Is it okay for couples to spend time apart during a trip?
Absolutely. Spending some solo time can be refreshing and help prevent feeling overwhelmed.
How can couples ensure they respect local customs while traveling?
Researching and understanding the cultural norms of the destination is essential. When in doubt, observe and follow the locals.
What are some activities couples can do to bond during a trip?
Trying out local cuisines, attending cultural events, or taking a class together, like cooking or dancing, can be great bonding activities.
How can couples handle financial disagreements while traveling?
Set a travel budget beforehand and discuss how expenses will be split. This can prevent misunderstandings later on.
What if one partner wants to relax while the other wants adventure?
Compromise is key. Allocate days for relaxation and adventure so both partners get what they want.
How can couples handle language barriers while traveling?
Learning basic phrases, using translation apps, or carrying a phrasebook can be helpful.
How important is it for couples to try new experiences together?
Trying new experiences can strengthen the bond and create lasting memories.
What if one partner is a minimalist traveler and the other isn't?
Discuss packing strategies beforehand and find a middle ground that works for both.
How can couples capture memories without being too engrossed in their devices?
Set specific times for photos and then focus on experiencing the moment.
How can couples handle homesickness while traveling?
Stay connected with loved ones through calls or messages and carry a few familiar items from home.
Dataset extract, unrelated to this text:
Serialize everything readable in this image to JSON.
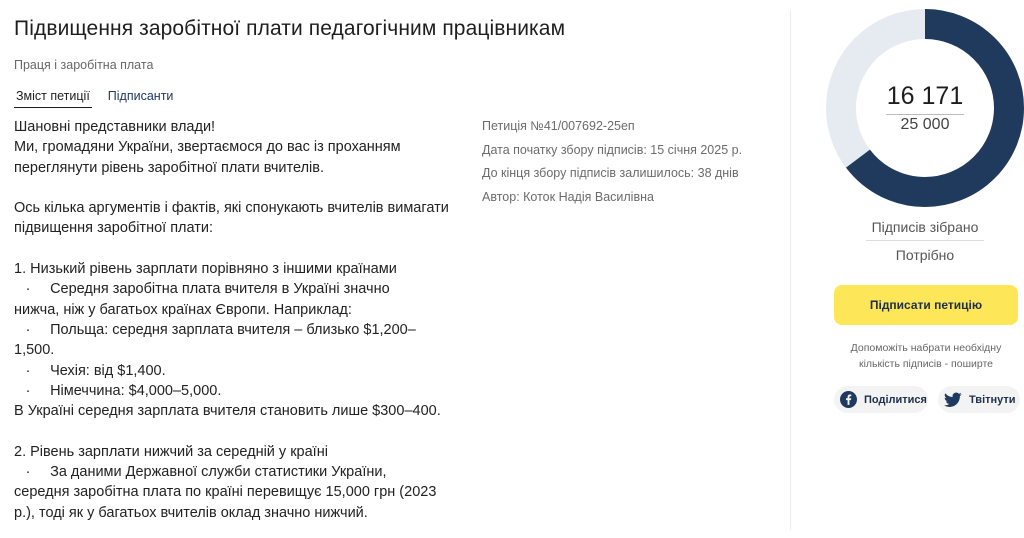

Is it essential for couples to have shared interests while traveling?
While shared interests help, respecting and trying out each other's interests can also be rewarding.
How can couples handle health issues or emergencies while traveling?
Always carry essential medicines, know the location of nearby hospitals, and have travel insurance.
What if one partner is more outgoing and the other is introverted?
Respect each other's boundaries and find activities that cater to both personalities.
How can couples handle dietary restrictions while traveling?
Research restaurants beforehand and communicate dietary needs.
Is it a good idea for couples to take a break from technology while traveling?
A digital detox can help couples focus on each other and the experience.
How can couples handle unexpected changes in travel plans?
Stay flexible, communicate, and find alternative solutions together.
What are some ways couples can immerse themselves in local culture?
Attend local events, try local foods, and interact with the locals.
How can couples ensure safety while traveling?
Stay informed about the destination, avoid risky areas, and always inform someone about your whereabouts.